Problem statement:
Review the material line by line. Identify and copy every line that contains the string "heading".

Supplied data:
------------------------------------------------------------
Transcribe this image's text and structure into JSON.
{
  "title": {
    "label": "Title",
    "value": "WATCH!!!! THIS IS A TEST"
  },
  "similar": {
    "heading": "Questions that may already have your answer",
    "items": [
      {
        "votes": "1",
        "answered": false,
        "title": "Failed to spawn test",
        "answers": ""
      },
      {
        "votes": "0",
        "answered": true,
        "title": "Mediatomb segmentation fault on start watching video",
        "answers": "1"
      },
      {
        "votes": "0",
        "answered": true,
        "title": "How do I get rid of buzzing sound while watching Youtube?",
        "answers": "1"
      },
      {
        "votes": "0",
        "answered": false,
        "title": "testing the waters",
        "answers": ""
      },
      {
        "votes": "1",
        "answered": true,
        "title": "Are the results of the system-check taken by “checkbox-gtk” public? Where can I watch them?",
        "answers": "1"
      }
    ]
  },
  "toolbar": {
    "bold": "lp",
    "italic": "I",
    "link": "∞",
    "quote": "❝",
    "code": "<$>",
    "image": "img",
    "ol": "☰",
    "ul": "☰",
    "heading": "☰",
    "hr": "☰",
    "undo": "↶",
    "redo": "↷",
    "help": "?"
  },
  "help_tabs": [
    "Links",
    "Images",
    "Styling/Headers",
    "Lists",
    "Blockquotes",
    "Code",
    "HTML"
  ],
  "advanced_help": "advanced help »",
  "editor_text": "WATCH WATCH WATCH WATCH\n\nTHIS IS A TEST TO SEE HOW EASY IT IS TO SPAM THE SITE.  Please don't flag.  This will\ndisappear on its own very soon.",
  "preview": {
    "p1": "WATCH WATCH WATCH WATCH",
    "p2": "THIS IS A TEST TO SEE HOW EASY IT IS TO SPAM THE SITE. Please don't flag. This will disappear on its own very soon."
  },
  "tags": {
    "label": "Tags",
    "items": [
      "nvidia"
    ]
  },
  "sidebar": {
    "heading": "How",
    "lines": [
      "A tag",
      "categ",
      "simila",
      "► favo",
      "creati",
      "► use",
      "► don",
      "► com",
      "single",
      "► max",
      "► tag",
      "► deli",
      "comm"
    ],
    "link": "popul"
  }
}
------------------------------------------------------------
Result of this task:
    "heading": "Questions that may already have your answer",
    "heading": "☰",
    "heading": "How",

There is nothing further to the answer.